This late 1920s ᴱQ. telko “stem” may initially have been a distinct word, since ᴹQ. pelko “leg” appeared in declensions from the early 1930s (PE21/48-49), but in a slightly later declension telko was glossed “leg” (PE21/53), and in the Declension of Nouns, telko was glossed “stem, leg” as an example of -u̯ǝ nouns (PE21/12). ᴹQ. telko was “leg” in The Etymologies written around the 1937, and Tolkien seems to have stuck with it thereafter (Ety/TÉLEK). Furthermore, in notes on The Feanorian Alphabet from the 1930s and 40s, telko was glossed “stem” as both the stem of a tengwar symbol and the name of vowel carriers: (short) telko ` and (long) anda-telko ~ (PE22/20, 22, 51).
- ᴹQ. tiuko n. “thigh”
- Tolkien used a number of different “thigh” words in Quenya throughout his life.
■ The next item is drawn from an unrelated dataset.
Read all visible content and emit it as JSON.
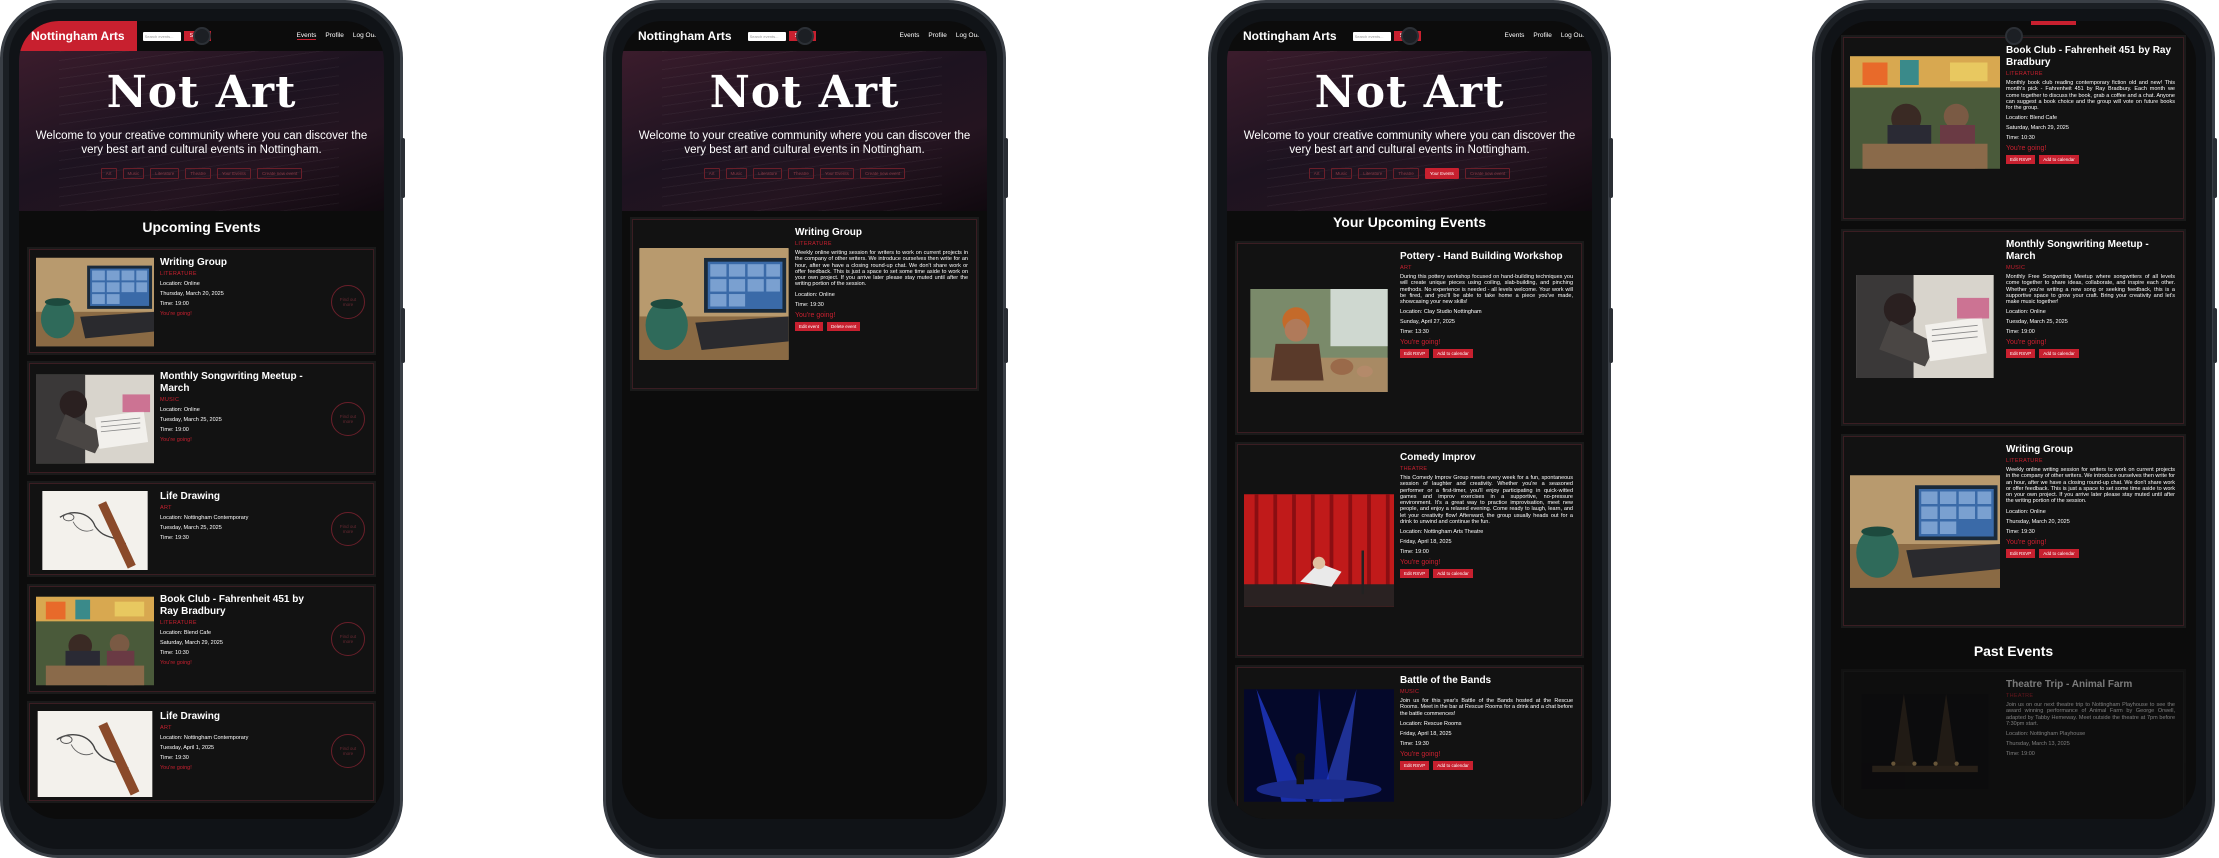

The earliest of these was ᴱQ. tyū “thigh” in the Qenya Lexicon and Poetic and Mythological Words of Eldarissa based on the early root ᴱ√TYU, a variant of ᴱ√TIW̯I “thick” (QL/50, 93; PME/93). In Early Noldorin Word-lists of the 1920s, this became ᴱQ. tyúta from primitive ᴱ✶teutá (PE13/154), which became ᴹQ. tyúka in the Declension of Nouns from the early 1930s (PE21/8), and finally ᴹQ. tiuko “thigh” in The Etymologies written around 1937 from primitive ᴹ✶tiukō under the root ᴹ√TIW “fat, thick” (Ety/TIW).
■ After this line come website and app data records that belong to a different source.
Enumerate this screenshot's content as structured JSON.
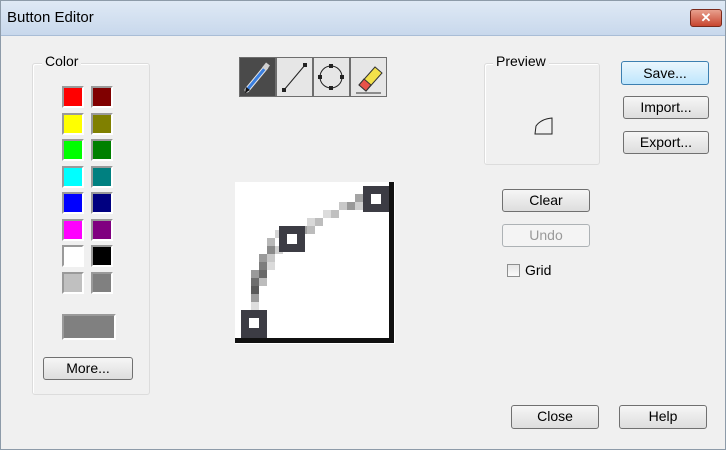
{
  "window": {
    "title": "Button Editor"
  },
  "color_group": {
    "label": "Color",
    "swatches": [
      [
        "#ff0000",
        "#800000"
      ],
      [
        "#ffff00",
        "#808000"
      ],
      [
        "#00ff00",
        "#008000"
      ],
      [
        "#00ffff",
        "#008080"
      ],
      [
        "#0000ff",
        "#000080"
      ],
      [
        "#ff00ff",
        "#800080"
      ],
      [
        "#ffffff",
        "#000000"
      ],
      [
        "#c0c0c0",
        "#808080"
      ]
    ],
    "current_color": "#808080",
    "more_label": "More..."
  },
  "tools": [
    {
      "icon": "pencil-tool-icon",
      "active": true
    },
    {
      "icon": "line-tool-icon",
      "active": false
    },
    {
      "icon": "ellipse-tool-icon",
      "active": false
    },
    {
      "icon": "eraser-tool-icon",
      "active": false
    }
  ],
  "preview": {
    "label": "Preview"
  },
  "buttons": {
    "save": "Save...",
    "import": "Import...",
    "export": "Export...",
    "clear": "Clear",
    "undo": "Undo",
    "close": "Close",
    "help": "Help"
  },
  "grid": {
    "label": "Grid",
    "checked": false
  }
}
In the Outline of Phonetic Development (OP1) also written the late 1930s, Tolkien instead had ᴹQ. kiuka “thigh” from the root ᴹ√KIWIK (PE19/54). This form and root reappeared as Q. kiuka in the Outline of Phonology (OP2) from the 1950s, though Tolkien clarified the pronunciation was actually kyūka in Tarquesta since iu became a rising diphthong [ı̯ū] (PE19/107).
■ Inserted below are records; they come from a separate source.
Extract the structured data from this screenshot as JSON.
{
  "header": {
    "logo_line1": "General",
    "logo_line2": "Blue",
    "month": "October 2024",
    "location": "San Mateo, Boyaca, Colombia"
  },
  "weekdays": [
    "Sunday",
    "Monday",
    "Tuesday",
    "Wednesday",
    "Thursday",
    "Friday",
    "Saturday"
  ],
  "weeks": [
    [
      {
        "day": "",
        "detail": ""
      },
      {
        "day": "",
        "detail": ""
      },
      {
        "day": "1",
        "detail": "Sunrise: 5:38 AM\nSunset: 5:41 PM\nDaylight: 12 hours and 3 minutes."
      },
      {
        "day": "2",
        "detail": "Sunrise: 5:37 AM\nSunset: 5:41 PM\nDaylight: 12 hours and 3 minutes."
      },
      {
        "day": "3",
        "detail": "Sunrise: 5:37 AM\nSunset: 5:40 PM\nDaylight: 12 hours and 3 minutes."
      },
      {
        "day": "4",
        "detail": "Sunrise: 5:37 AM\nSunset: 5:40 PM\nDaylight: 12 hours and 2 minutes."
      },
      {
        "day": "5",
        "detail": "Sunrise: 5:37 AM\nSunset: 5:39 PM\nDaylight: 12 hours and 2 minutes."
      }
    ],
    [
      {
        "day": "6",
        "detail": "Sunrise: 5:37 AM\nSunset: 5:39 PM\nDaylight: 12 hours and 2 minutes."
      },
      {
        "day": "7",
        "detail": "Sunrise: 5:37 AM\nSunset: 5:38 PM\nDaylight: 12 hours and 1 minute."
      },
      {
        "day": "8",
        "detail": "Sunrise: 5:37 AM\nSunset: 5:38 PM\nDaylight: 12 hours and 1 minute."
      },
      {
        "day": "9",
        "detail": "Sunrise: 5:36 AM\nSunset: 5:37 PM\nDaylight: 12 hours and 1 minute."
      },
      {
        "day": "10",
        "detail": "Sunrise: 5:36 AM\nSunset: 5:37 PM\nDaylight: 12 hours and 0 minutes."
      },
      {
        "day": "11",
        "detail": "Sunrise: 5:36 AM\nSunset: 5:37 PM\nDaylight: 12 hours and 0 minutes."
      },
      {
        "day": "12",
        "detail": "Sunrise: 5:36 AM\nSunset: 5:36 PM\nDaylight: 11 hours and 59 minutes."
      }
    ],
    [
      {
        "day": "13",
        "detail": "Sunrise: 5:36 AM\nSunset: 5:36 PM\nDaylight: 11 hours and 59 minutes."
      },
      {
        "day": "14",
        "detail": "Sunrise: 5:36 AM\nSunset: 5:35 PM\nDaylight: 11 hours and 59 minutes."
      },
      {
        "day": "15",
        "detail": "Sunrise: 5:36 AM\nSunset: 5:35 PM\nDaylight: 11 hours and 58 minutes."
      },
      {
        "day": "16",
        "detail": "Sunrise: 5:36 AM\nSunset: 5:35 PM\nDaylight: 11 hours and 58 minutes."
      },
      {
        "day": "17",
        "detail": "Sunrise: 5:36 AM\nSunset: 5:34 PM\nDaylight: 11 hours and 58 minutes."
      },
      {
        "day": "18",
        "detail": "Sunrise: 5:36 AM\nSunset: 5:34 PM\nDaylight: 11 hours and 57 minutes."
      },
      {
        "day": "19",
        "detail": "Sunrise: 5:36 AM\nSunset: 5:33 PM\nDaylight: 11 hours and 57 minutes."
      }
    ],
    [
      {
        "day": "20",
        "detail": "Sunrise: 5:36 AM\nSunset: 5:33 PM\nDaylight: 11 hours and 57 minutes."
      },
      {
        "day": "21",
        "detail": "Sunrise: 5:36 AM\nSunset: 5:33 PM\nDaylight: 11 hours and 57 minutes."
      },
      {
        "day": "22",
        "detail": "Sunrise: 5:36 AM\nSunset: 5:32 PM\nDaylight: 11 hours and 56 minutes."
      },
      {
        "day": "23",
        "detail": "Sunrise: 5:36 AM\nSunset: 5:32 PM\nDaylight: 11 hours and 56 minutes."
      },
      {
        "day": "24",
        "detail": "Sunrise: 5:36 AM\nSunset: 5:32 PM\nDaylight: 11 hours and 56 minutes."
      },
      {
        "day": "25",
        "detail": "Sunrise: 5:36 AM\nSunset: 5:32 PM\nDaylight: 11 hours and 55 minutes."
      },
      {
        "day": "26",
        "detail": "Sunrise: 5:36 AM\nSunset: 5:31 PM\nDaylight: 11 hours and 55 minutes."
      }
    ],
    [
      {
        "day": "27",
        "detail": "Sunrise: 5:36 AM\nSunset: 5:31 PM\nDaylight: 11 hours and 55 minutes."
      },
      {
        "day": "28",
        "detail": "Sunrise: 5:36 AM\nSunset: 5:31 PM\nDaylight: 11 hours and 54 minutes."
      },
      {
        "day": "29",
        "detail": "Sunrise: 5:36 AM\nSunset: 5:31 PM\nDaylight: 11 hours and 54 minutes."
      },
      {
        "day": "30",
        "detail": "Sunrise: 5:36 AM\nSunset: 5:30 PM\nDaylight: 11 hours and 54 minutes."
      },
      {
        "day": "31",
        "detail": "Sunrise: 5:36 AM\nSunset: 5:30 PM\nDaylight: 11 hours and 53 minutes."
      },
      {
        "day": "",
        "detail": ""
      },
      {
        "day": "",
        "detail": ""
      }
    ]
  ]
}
Neo-Quenya: For purposes of Neo-Quenya, I would stick with the derivatives of the 1937 root ᴹ√TIW “fat, thick” since this represents a larger collection of words, and so would use ᴹQ. tiuco for “thigh”, pronounced tyūko.
- ᴺS. teleg n. “leg”
- A Neo-Sindarin word for “leg”, derived from the root ᴹ√TELEK “stalk, stem, leg” coined by Elaran in a Discord chat from 2018-08-29.
Conceptual Development: There is an attested Gnomish word for “leg”, G. bactha (GL/21), but its form is not suitable for Sindarin. There is also a Quenya word for “leg” Q. telco appearing later writings, which also means “stem” (PE17/122, LotR/1118). This Quenya word appears in the Etymologies with the gloss “leg”, where its Noldorin equivalent is given as N. telch “stem” (Ety/TÉLEK). It’s possible this word could also mean “leg” in Sindarin, but Tolkien had the opportunity to give it this gloss and chose not to.
Perhaps the Primitive Elvish words were something like ✶téleku “stem” and ✶telékō “leg”, with differing stress patterns. These two words would have blended in Quenya as telco, but would have remained distinct in Sindarin as telch “stem” and teleg “leg”. That’s the theory presented here.
Alternately, you might repurpose S. tâl “foot” to mean both “leg” and “foot” as happens in some real-world languages. This second option is partially supported by the word tad-dal “two-legged, *biped”, though the literal meaning of the word could actually be “*two-footed”.
- ᴱQ. okka n. “knee”
- The word ᴱQ. okka “knee” appeared the Qenya Lexicon of the 1910s under the early root ᴱ√OQO “bend” (QL/70). The word appeared again in Early Qenya Word-lists of the 1920s (PE16/137).
Neo-Sindarin: I would retain ᴺQ. occa “knee” for purposes of Neo-Quenya as we have no better alternatives, though what its etymology would be in later conceptions of the language is unclear.
- G. octha n. “knee”
- The word G. octha “knee” appeared in the Gnomish Lexicon of the 1910s (GL/62), clearly a cognate of ᴱQ. okka “knee” (QL/70).